U scholars find malaria-resistant gene

Mosquitoes with the disease-related gene could be eliminated through screening.

Elena Rozwadowski

Every year the warm, damp summer days bring the return of what many call the Minnesota state bird, the mosquito. While the pesky insect can ruin a picnic or a fishing trip, Minnesota mosquitoes do not carry the diseases they do on other continents, infecting and killing millions each year.

Soon, however, those disease-carrying mosquitoes could be eliminated with the help of University scientists’ discovery of a new malaria-resistant gene found in some of the insects.

Research co-author Ken Vernick said the mosquito research began because the insects can be a target for prevention.

“Malaria is a disease that requires the involvement of three organisms: the malaria parasite, the human host and the mosquito host,” Vernick said.

The disease, he said, can be passed from one person to another through a mosquito.

“If you interrupt the life cycle of the parasite in either host, you block the transmission,” he said.

The new research is one of the efforts in the United States to combat malaria. In June 2005, for example, President George W. Bush introduced a plan to help treat and prevent malaria in Africa, increasing malaria treatment and prevention funds by more than $1.2 billion over the next five years.

“The toll of malaria is even more tragic because the disease itself is highly treatable and preventable,” Bush said when he introduced the plan. “Large-scale action can defeat this disease in whole regions.”

Vernick’s research suggests that some mosquitoes have an immune system that resists the parasite. Those that are not resistant might have a defective system.

“Most (mosquitoes) are resistant,” Vernick said. “What that means, then, is that the susceptible ones are basically the mutants.”

Malaria kills an estimated 700,000 to 2.7 million people each year, 75 percent of those being African children. While the disease usually exists in countries with more tropical climates, there were 1,337 reported cases in the United States in 2002, according to the Centers for Disease Control and Prevention.

Eventually the findings could be used to eliminate mutant mosquitoes from the gene pool, although this could be logistically very difficult.

“Anything in malaria is complicated,” Vernick said. “If you get scared away by logistical difficulty, it’s not a disease you can work on.”

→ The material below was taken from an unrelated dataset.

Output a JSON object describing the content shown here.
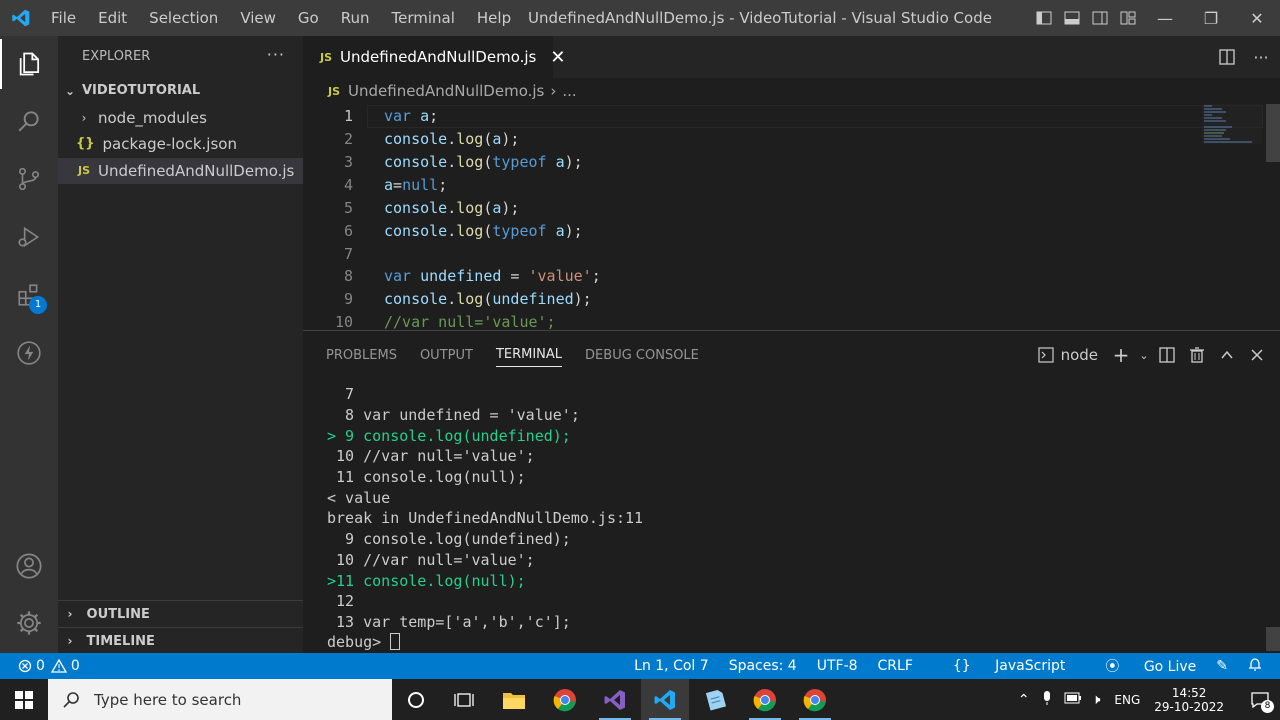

One option, he said, could be the use of a fungus that does not infect humans but that can make insects sick. If the malaria-susceptible mosquitoes are also affected by the fungus, they could be killed off or at least be made sick enough to stop laying eggs.

Dr. Jasjit Ahluwalia from the School of Public Health said these initiatives are important, especially when it comes to educating the poverty-stricken populations that are most affected by diseases like malaria.

“Malaria is a deadly killer and it’s very preventable,” Ahluwalia said. “There’s no reason it has to be that way.”

Vernick’s research is not connected with Bush’s plan, but he said the new information could be a key to fighting the disease.

“In the future we’ll be able to detect which (mosquitoes) are susceptible, for example, with a DNA test,” Vernick said. “It makes the target much smaller.”